Some people find it a necessity, others tolerate the custom, and then there are those who think that there should be a federal statute prohibiting the practice throughout the land. We’re speaking of on-street parking, of course.
In residential areas, where ownership is defined by the size and color of one’s lawn, there seem to be two philosophies. Some homeowners simply navigate the narrow passages like an Olympic giant slalom skier. They seldom complain and often wave to one another as they wait their turn and allow other drivers to pass on the correct side of the road. Others call their HOA leaders and demand the issue be addressed at an emergency meeting of the homeowners.
Some can’t help their dilemma. Their garage is full of a lifetime of accumulations, a teenager has gotten their license, or maybe the new boat looks better in the driveway than on the street.
But there are matters to consider when parking by the curb. There is the possibility of blocking your neighbors’ view when backing out of their own garage. Children are not as cautious as they should be and often dart out from behind parked cars without looking. And if both sides of the lane are used, there is the potential for blocking emergency vehicles. Ambulances and firetrucks often need more than one lane to navigate a residential area.

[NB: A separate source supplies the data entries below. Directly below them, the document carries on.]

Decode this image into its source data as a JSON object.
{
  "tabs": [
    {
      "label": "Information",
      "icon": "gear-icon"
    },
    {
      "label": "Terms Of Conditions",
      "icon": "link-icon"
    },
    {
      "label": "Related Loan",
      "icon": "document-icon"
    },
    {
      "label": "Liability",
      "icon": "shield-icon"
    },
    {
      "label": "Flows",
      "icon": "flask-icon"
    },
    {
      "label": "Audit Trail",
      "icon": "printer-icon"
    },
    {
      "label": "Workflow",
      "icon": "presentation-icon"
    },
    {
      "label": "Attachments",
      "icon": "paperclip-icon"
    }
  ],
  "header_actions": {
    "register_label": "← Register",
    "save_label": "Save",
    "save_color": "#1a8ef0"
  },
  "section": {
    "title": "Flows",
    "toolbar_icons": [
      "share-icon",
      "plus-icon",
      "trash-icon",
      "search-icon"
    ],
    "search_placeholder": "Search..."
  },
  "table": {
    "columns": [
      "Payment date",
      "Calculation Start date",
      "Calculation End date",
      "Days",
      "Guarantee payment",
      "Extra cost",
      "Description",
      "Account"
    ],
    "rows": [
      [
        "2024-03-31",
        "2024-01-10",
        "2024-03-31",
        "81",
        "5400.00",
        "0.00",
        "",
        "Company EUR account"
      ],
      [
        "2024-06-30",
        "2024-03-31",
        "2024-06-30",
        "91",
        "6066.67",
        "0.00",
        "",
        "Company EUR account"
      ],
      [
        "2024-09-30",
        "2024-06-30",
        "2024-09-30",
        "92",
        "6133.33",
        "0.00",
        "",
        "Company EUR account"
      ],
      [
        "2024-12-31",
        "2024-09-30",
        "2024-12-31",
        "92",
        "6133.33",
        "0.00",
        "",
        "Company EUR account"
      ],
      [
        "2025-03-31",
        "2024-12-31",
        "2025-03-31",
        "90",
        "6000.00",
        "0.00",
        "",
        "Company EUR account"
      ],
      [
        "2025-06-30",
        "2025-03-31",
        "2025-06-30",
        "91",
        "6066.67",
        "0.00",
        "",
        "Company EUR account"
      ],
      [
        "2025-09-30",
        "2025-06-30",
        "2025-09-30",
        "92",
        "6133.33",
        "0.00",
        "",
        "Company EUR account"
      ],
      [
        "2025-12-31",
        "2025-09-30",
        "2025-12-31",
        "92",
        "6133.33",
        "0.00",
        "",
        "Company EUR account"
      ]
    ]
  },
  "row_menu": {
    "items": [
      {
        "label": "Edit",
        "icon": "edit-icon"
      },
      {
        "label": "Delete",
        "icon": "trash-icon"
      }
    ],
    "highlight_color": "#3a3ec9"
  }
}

Business districts (what we affectionately call tourist traps) are also enamored with on street parking. Parking lots offer more spaces, but the convenience of parking right in front of a business often promotes a quicker sale. Also, those businesses closer to the public lots have an advantage over those farther down the footpath. But the on-street parking often causes traffic tie-ups as drivers attempt to squeeze into or out of a space.
Ordinances regarding these issues are few, so let your common sense prevail. Park in your driveway and drive on the parkway.